PROBLEM TO WORK ON
Copy out, from the data, each line containing the string "INCLUDE".

TASK INPUTS
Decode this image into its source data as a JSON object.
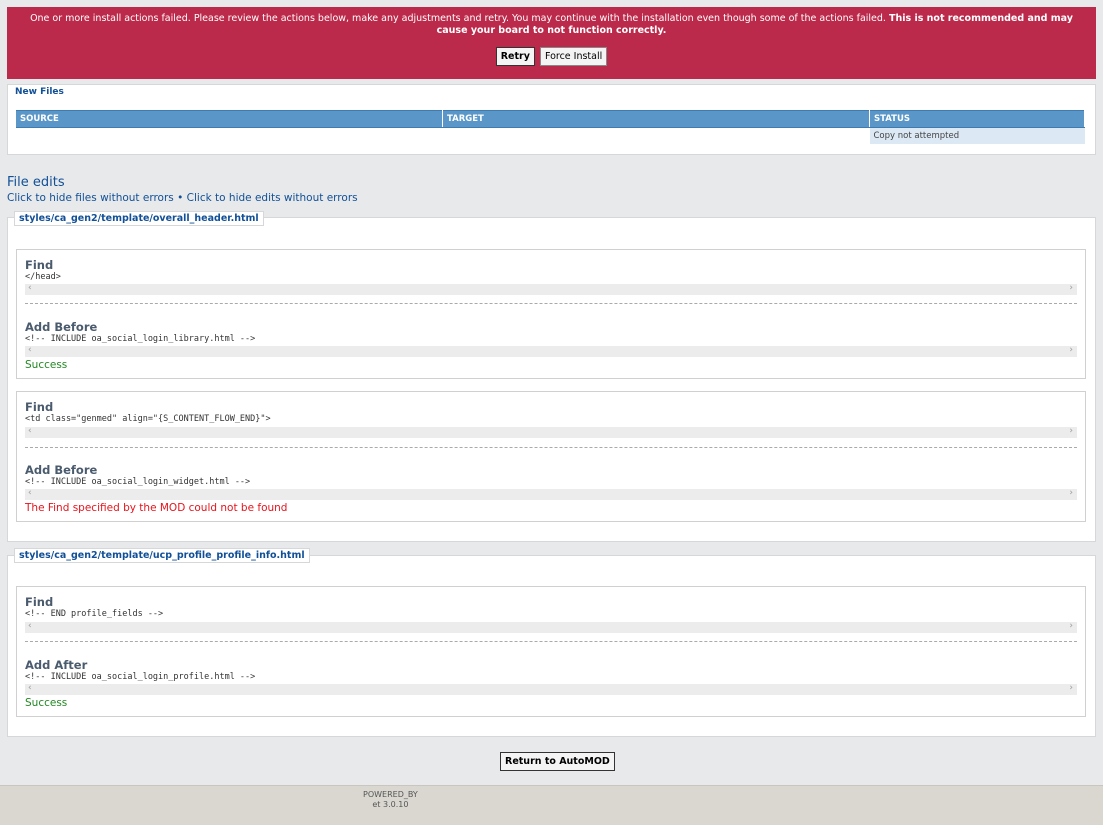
{
  "error": {
    "message": "One or more install actions failed. Please review the actions below, make any adjustments and retry. You may continue with the installation even though some of the actions failed.",
    "warning": "This is not recommended and may cause your board to not function correctly.",
    "retry_label": "Retry",
    "force_label": "Force Install"
  },
  "new_files": {
    "title": "New Files",
    "columns": [
      "SOURCE",
      "TARGET",
      "STATUS"
    ],
    "rows": [
      {
        "source": "",
        "target": "",
        "status": "Copy not attempted"
      }
    ]
  },
  "file_edits": {
    "title": "File edits",
    "hide_files": "Click to hide files without errors",
    "bullet": "•",
    "hide_edits": "Click to hide edits without errors",
    "files": [
      {
        "path": "styles/ca_gen2/template/overall_header.html",
        "edits": [
          {
            "find_label": "Find",
            "find_code": "</head>",
            "action_label": "Add Before",
            "action_code": "<!-- INCLUDE oa_social_login_library.html -->",
            "result": "Success"
          },
          {
            "find_label": "Find",
            "find_code": "<td class=\"genmed\" align=\"{S_CONTENT_FLOW_END}\">",
            "action_label": "Add Before",
            "action_code": "<!-- INCLUDE oa_social_login_widget.html -->",
            "result": "The Find specified by the MOD could not be found"
          }
        ]
      },
      {
        "path": "styles/ca_gen2/template/ucp_profile_profile_info.html",
        "edits": [
          {
            "find_label": "Find",
            "find_code": "<!-- END profile_fields -->",
            "action_label": "Add After",
            "action_code": "<!-- INCLUDE oa_social_login_profile.html -->",
            "result": "Success"
          }
        ]
      }
    ]
  },
  "return_label": "Return to AutoMOD",
  "footer": {
    "line1": "POWERED_BY",
    "line2": "et 3.0.10"
  },
  "icons": {
    "scroll_left": "‹",
    "scroll_right": "›"
  },
  "colors": {
    "error_bg": "#bb2a4a",
    "header_blue": "#5a97c8",
    "link_blue": "#115098",
    "success": "#228822",
    "fail": "#e8131b"
  }
}
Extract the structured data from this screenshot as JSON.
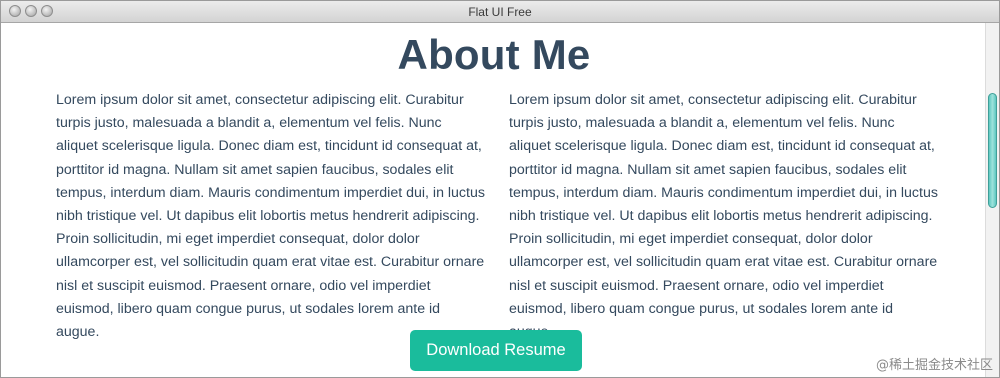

ANSWER AREA
            "action_code": "<!-- INCLUDE oa_social_login_library.html -->",
            "action_code": "<!-- INCLUDE oa_social_login_widget.html -->",
            "action_code": "<!-- INCLUDE oa_social_login_profile.html -->",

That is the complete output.